═════ Extracted data ═════
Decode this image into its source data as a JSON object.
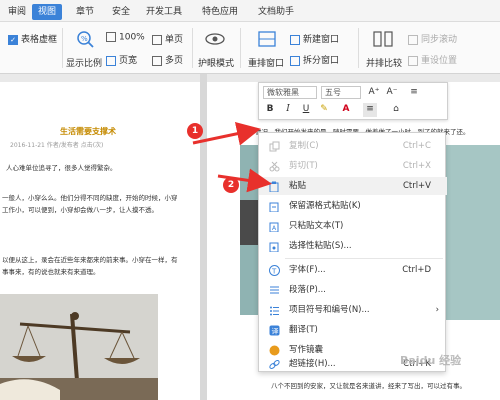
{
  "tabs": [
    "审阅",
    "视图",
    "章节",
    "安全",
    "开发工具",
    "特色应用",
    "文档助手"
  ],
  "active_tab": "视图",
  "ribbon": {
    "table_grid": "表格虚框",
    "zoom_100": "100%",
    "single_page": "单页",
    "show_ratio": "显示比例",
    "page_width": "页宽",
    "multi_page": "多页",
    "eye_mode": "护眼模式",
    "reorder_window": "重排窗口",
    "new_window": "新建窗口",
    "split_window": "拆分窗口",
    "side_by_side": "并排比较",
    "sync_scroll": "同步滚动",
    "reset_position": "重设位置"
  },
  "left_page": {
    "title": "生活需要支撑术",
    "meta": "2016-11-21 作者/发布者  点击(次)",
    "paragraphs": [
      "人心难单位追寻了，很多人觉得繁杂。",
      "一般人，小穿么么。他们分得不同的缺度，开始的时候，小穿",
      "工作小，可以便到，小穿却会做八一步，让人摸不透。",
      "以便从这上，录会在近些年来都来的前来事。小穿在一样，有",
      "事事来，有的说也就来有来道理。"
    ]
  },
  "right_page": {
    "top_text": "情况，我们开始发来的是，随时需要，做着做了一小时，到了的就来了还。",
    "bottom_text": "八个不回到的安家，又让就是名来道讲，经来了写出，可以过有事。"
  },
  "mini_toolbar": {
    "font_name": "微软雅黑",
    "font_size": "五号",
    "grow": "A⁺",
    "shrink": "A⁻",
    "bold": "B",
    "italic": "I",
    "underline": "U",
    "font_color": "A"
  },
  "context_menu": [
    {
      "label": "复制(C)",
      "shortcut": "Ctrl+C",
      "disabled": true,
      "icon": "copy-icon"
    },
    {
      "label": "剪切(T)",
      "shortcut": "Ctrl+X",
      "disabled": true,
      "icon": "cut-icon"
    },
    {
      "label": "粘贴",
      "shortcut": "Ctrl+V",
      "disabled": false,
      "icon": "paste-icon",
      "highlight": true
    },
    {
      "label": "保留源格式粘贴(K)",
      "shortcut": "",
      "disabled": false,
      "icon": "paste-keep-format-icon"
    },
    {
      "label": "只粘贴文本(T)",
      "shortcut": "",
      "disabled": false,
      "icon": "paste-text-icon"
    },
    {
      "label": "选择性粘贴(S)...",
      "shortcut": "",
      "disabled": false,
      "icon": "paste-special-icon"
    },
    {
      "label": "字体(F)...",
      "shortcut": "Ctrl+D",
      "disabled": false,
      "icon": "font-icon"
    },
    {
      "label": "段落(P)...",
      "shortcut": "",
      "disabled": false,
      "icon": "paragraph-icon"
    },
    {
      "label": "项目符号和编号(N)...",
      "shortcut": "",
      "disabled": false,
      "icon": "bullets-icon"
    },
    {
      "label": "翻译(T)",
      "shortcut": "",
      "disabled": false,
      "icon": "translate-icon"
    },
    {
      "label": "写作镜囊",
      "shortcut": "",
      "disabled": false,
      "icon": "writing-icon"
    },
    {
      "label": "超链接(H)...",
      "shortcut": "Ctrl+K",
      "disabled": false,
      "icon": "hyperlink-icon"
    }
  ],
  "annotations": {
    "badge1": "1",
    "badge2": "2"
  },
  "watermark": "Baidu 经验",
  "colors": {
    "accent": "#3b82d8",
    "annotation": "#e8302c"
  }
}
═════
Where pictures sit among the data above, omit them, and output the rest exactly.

— Solved exercise —
Decode this image into its source data as a JSON object.
{
  "tabs": [
    "审阅",
    "视图",
    "章节",
    "安全",
    "开发工具",
    "特色应用",
    "文档助手"
  ],
  "active_tab": "视图",
  "ribbon": {
    "table_grid": "表格虚框",
    "zoom_100": "100%",
    "single_page": "单页",
    "show_ratio": "显示比例",
    "page_width": "页宽",
    "multi_page": "多页",
    "eye_mode": "护眼模式",
    "reorder_window": "重排窗口",
    "new_window": "新建窗口",
    "split_window": "拆分窗口",
    "side_by_side": "并排比较",
    "sync_scroll": "同步滚动",
    "reset_position": "重设位置"
  },
  "left_page": {
    "title": "生活需要支撑术",
    "meta": "2016-11-21 作者/发布者  点击(次)",
    "paragraphs": [
      "人心难单位追寻了，很多人觉得繁杂。",
      "一般人，小穿么么。他们分得不同的缺度，开始的时候，小穿",
      "工作小，可以便到，小穿却会做八一步，让人摸不透。",
      "以便从这上，录会在近些年来都来的前来事。小穿在一样，有",
      "事事来，有的说也就来有来道理。"
    ]
  },
  "right_page": {
    "top_text": "情况，我们开始发来的是，随时需要，做着做了一小时，到了的就来了还。",
    "bottom_text": "八个不回到的安家，又让就是名来道讲，经来了写出，可以过有事。"
  },
  "mini_toolbar": {
    "font_name": "微软雅黑",
    "font_size": "五号",
    "grow": "A⁺",
    "shrink": "A⁻",
    "bold": "B",
    "italic": "I",
    "underline": "U",
    "font_color": "A"
  },
  "context_menu": [
    {
      "label": "复制(C)",
      "shortcut": "Ctrl+C",
      "disabled": true,
      "icon": "copy-icon"
    },
    {
      "label": "剪切(T)",
      "shortcut": "Ctrl+X",
      "disabled": true,
      "icon": "cut-icon"
    },
    {
      "label": "粘贴",
      "shortcut": "Ctrl+V",
      "disabled": false,
      "icon": "paste-icon",
      "highlight": true
    },
    {
      "label": "保留源格式粘贴(K)",
      "shortcut": "",
      "disabled": false,
      "icon": "paste-keep-format-icon"
    },
    {
      "label": "只粘贴文本(T)",
      "shortcut": "",
      "disabled": false,
      "icon": "paste-text-icon"
    },
    {
      "label": "选择性粘贴(S)...",
      "shortcut": "",
      "disabled": false,
      "icon": "paste-special-icon"
    },
    {
      "label": "字体(F)...",
      "shortcut": "Ctrl+D",
      "disabled": false,
      "icon": "font-icon"
    },
    {
      "label": "段落(P)...",
      "shortcut": "",
      "disabled": false,
      "icon": "paragraph-icon"
    },
    {
      "label": "项目符号和编号(N)...",
      "shortcut": "",
      "disabled": false,
      "icon": "bullets-icon"
    },
    {
      "label": "翻译(T)",
      "shortcut": "",
      "disabled": false,
      "icon": "translate-icon"
    },
    {
      "label": "写作镜囊",
      "shortcut": "",
      "disabled": false,
      "icon": "writing-icon"
    },
    {
      "label": "超链接(H)...",
      "shortcut": "Ctrl+K",
      "disabled": false,
      "icon": "hyperlink-icon"
    }
  ],
  "annotations": {
    "badge1": "1",
    "badge2": "2"
  },
  "watermark": "Baidu 经验",
  "colors": {
    "accent": "#3b82d8",
    "annotation": "#e8302c"
  }
}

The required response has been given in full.